“British citizens do not require a visa for the Schengen Member States, if the duration of their stay does not exceed 90 days within any 180-day period,” says the German Missions consular service in the UK. 

You can find a full explanation of the 90-day rule from our sister site, The Local France, HERE, along with the Schengen calculator that allows you to work out your allowance.

READ ALSO: Passport scans and €7 fees: What will change for EU travel in 2022 and 2023

Note that if you were living in Germany before January 1st 2021, different rules apply. People in this scenario should have received a residence permit – known as the Aufenthaltstitel-GB – from the German authorities, which proves their right to remain in Germany with the same rights as they had before Brexit. 

READ ALSO: Reader question: How can I re-enter Germany without my post-Brexit residence card?

Can I move to Germany from the UK after the Brexit transition period?

Yes. But if you are coming to Germany to live and work, you will need to apply for the right documents, like other so-called ‘third country nationals’. All foreigners from outside the EU who want to to stay in Germany for more than three months have to get a residence permit (Aufenthaltstitel). 

As we touched on above, citizens from some countries (including the UK, USA, Canada, Australia, Japan, Israel, New Zealand and Switzerland) are allowed entry into Germany without a visa and can apply for a residence permit while in the country. You can contact the Foreigners Office (Ausländerbehörde) in your area to find out how to get a residence permit.

You’ll need various official documents, such as a valid passport, proof of health insurance and proof that you can support yourself. You usually receive your residence permit as a sticker in your passport.

Passengers wait at Hamburg airport.

Passengers at Hamburg airport. Brits coming to Germany have more things to consider after Brexit. Photo: picture alliance/dpa | Markus Scholz

Germany has a well-documented skilled worker shortage at the moment so there are work permit options to consider that may suit your circumstances. 

For the work visa for qualified professionals, for instance, your qualifications have to be either recognised in Germany or comparable to those from a German higher education facility. 

You may also be able to get an EU Blue Card. This residence permit is aimed at attracting and enabling highly qualified third-country nationals to live in the EU. 

It comes with benefits, including the right to to request and bring family members to the country, and shortcuts for applying for permanent residency. 

READ ALSO: EXPLAINED: How German citizenship differs from permanent residency

When applying for a Blue Card in Germany this year, you have to earn a minimum gross salary (before tax) of €56,400 – down from €56,800 in 2021. 

In so-called shortage occupations (Mangelberufe), where there is a high number of unfilled positions, the minimum gross salary is €43,992 – down from €44,304 in 2021.

Shortage occupations include employees in the sectors of mathematics, IT, natural sciences, engineering and medicine.

If you want to come to Germany from the UK to study then you also need to apply for a visa.

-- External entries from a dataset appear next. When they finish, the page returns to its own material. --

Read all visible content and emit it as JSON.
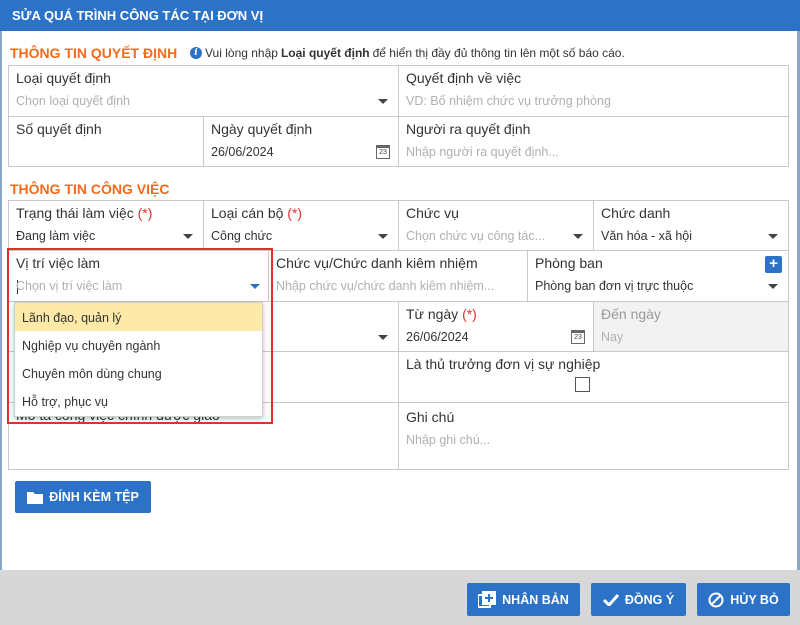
{
  "dialog": {
    "title": "SỬA QUÁ TRÌNH CÔNG TÁC TẠI ĐƠN VỊ"
  },
  "decision_section": {
    "title": "THÔNG TIN QUYẾT ĐỊNH",
    "info_prefix": "Vui lòng nhập",
    "info_bold": "Loại quyết định",
    "info_suffix": "để hiển thị đầy đủ thông tin lên một số báo cáo.",
    "loai_qd": {
      "label": "Loại quyết định",
      "placeholder": "Chọn loại quyết định"
    },
    "qd_ve_viec": {
      "label": "Quyết định về việc",
      "placeholder": "VD: Bổ nhiệm chức vụ trưởng phòng"
    },
    "so_qd": {
      "label": "Số quyết định",
      "value": ""
    },
    "ngay_qd": {
      "label": "Ngày quyết định",
      "value": "26/06/2024"
    },
    "nguoi_ra_qd": {
      "label": "Người ra quyết định",
      "placeholder": "Nhập người ra quyết định..."
    }
  },
  "job_section": {
    "title": "THÔNG TIN CÔNG VIỆC",
    "trang_thai": {
      "label": "Trạng thái làm việc",
      "req": "(*)",
      "value": "Đang làm việc"
    },
    "loai_can_bo": {
      "label": "Loại cán bộ",
      "req": "(*)",
      "value": "Công chức"
    },
    "chuc_vu": {
      "label": "Chức vụ",
      "placeholder": "Chọn chức vụ công tác..."
    },
    "chuc_danh": {
      "label": "Chức danh",
      "value": "Văn hóa - xã hội"
    },
    "vi_tri": {
      "label": "Vị trí việc làm",
      "placeholder": "Chọn vị trí việc làm"
    },
    "kiem_nhiem": {
      "label": "Chức vụ/Chức danh kiêm nhiệm",
      "placeholder": "Nhập chức vụ/chức danh kiêm nhiệm..."
    },
    "phong_ban": {
      "label": "Phòng ban",
      "value": "Phòng ban đơn vị trực thuộc"
    },
    "tu_ngay": {
      "label": "Từ ngày",
      "req": "(*)",
      "value": "26/06/2024"
    },
    "den_ngay": {
      "label": "Đến ngày",
      "placeholder": "Nay"
    },
    "thu_truong": {
      "label": "Là thủ trưởng đơn vị sự nghiệp"
    },
    "mo_ta": {
      "label": "Mô tả công việc chính được giao"
    },
    "ghi_chu": {
      "label": "Ghi chú",
      "placeholder": "Nhập ghi chú..."
    }
  },
  "dropdown": {
    "options": [
      "Lãnh đạo, quản lý",
      "Nghiệp vụ chuyên ngành",
      "Chuyên môn dùng chung",
      "Hỗ trợ, phục vụ"
    ]
  },
  "attach_button": "ĐÍNH KÈM TỆP",
  "footer": {
    "duplicate": "NHÂN BẢN",
    "ok": "ĐỒNG Ý",
    "cancel": "HỦY BỎ"
  },
  "colors": {
    "primary": "#2c73c8",
    "section": "#f26b1d",
    "required": "#e0312d",
    "highlight": "#fde9a8"
  }
}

For this you may need proof of acceptance to the university or higher education institution of your choice and possibly proof of your German language skills.

Check out the useful government website Make it in Germany for more detailed information, as well as the German Missions in the UK site, which has lots of info on travel after Brexit, and on visas.  

What else should I know?

The German government plans to reform the immigration system, although it’s not clear at this stage when this will happen. 

It will move to a points-based system, inspired by countries like Canada, where foreigners will have to score above a certain threshold of points to get a residence or work permit.

This scoring system will be set by the government, but it will include factors like language skills, family connections to the country, specific qualifications or work-related skills, or the amount of money in your bank account.

Keep an eye on The Local’s home page for updates on the changes to immigration laws. 

Have you moved to Germany – or are thinking about moving – after the Brexit transition period and want to share your experiences? Please get in touch by emailing [email protected]